Biotechnology companies are leading the life sciences sector in competitive pay positioning amid robust growth opportunities.
For those working in the life sciences sector, it is commonly known that the biotechnology industry remains a highly competitive field. NASDAQ's Biotechnology Index outperformed the general market by 60% in 2014 and has risen 227% in the past four years. Although the stock index had a slight correction in late March, many analysts are urging investors to buy back what they consider to be shares discounted to their true value.
The rising stock valuations for biotech companies in recent years impact the job of human resources professionals in several ways. Rising stock prices drive the value of employees' equity, sometimes requiring companies to adjust future awards and new-hire grants. (Our recent paper describes how these market forces are impacting new-hire equity awards in the technology sector.)
The current environment is also making recruitment more challenging. Biotech companies are growing rapidly as they test new drugs and form partnerships with outside sectors, including technology companies, and increasing their workforce to meet growth demands. At the same time, these companies are facing competition for talent from companies in the overall healthcare sector. In a competitive hiring environment, we're seeing related industries poach talent from one another. A recent survey by the recruiting firm Real Staffing Group found 20.9% of pharmaceutical and biotech companies are beginning to recruit from outside their industries and 17.9% are recruiting internationally.
The field is becoming even more competitive with the growing number of biotech companies going public.

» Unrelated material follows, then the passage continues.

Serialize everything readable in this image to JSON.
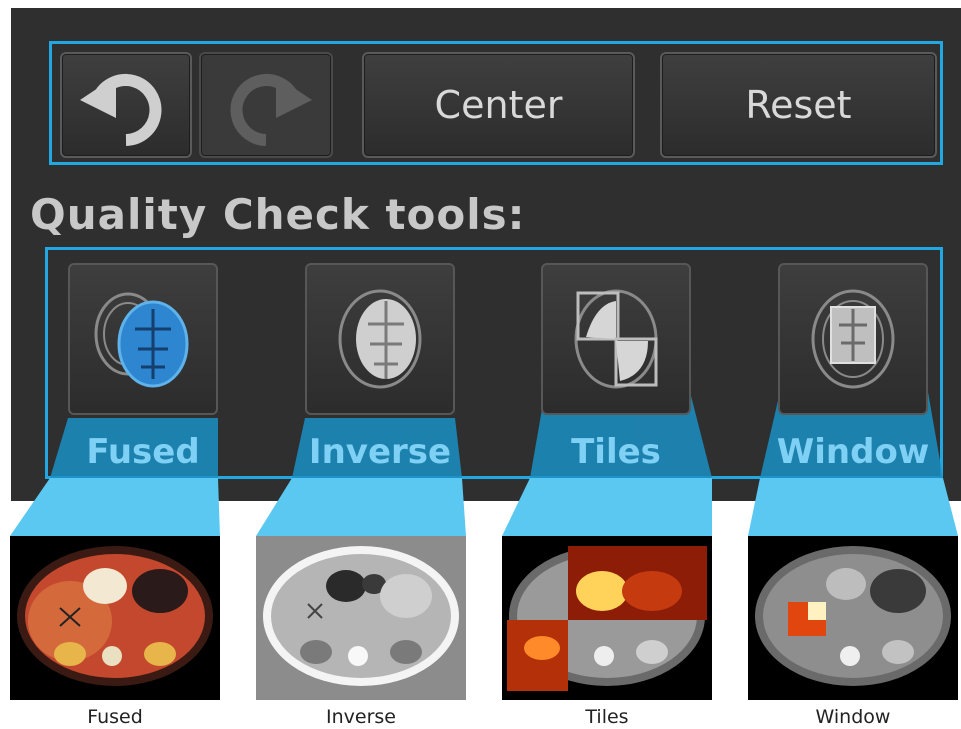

In 2014, there were 102 healthcare IPOs in the US in 2014 — 71 of which were biotech companies, according to PwC. That surpasses the 47 biotech IPOs in 2013. While IPO activity has slowed during the first quarter of 2015, biotech and healthcare continue to lead activity.
To find out how rising stock prices and a competitive labor market are impacting compensation decisions and employee turnover, we analyzed a variety of key workforce metrics using the Radford Global Life Sciences Survey.
Effective Employee Retention
To stay ahead of the competition, biotech companies are aggressively hiring and increasing cash positions and salary budgets at a higher rate compared to all life sciences companies. Consider the following data from Radford's Q1 2015 Workforce Trends Report:
The data represents more than 150 US pre-commercial bio/pharma companies vs. the wider universe of US-based life sciences companies in our survey database. Biotech companies reported higher rates of salary increases in 2014, in addition to a higher overall budgeted increase for 2015 at 4.0% compared to 3.5% for all life sciences. Furthermore, a greater percentage of biotech companies have increased their target market competitive cash compensation in the past two years compared to all life sciences companies. Biotech firms are also more aggressively hiring with nearly eight out of 10 companies saying they plan to grow their workforce by 5% or more.
The industry's rising stock price and healthy salary increases are translating to fewer employees leaving biotech companies. Median voluntary turnover for US pre-commercial bio/pharma companies is 8.1% for the first quarter of 2015 (on a 12-month trailing basis) compared to 9.4% for all US life sciences companies and 10.4% in the technology sector.
Many biotech employees are likely also staying put because it's an exciting time to be working in the industry. There is a certain buzz around the groundbreaking work biotech companies are developing, including cancer-fighting drugs.
Biotechnology companies are on a hiring spree, budgeting for higher salary increases, and enabling greater values of employee equity through rising stock prices. These practices are having a positive impact on employee retention.
Some stock analysts caution that the industry could be in a bubble. While our workforce data show these firms are aggressively hiring and using salary increases to effectively retain employees, the figures we collected above, at least, don't suggest the irrational exuberance that can accompany market bubbles.
Turnover in biotech is lower than the three-year life sciences average of 8.5%. Three years ago is when the labor market began showing real signs of recovery from the Great Recession of 2008-09 and more employees switched jobs as opportunities became available. Yet, turnover in biotech has remained low in the face of this improved job market — telling us that these companies are doing an effective job of retaining employees and keeping them motivated, at least for the time being.
To learn more about participating in a Radford survey, please contact our team. To speak with a member of our compensation consulting group, please write to firstname.lastname@example.org.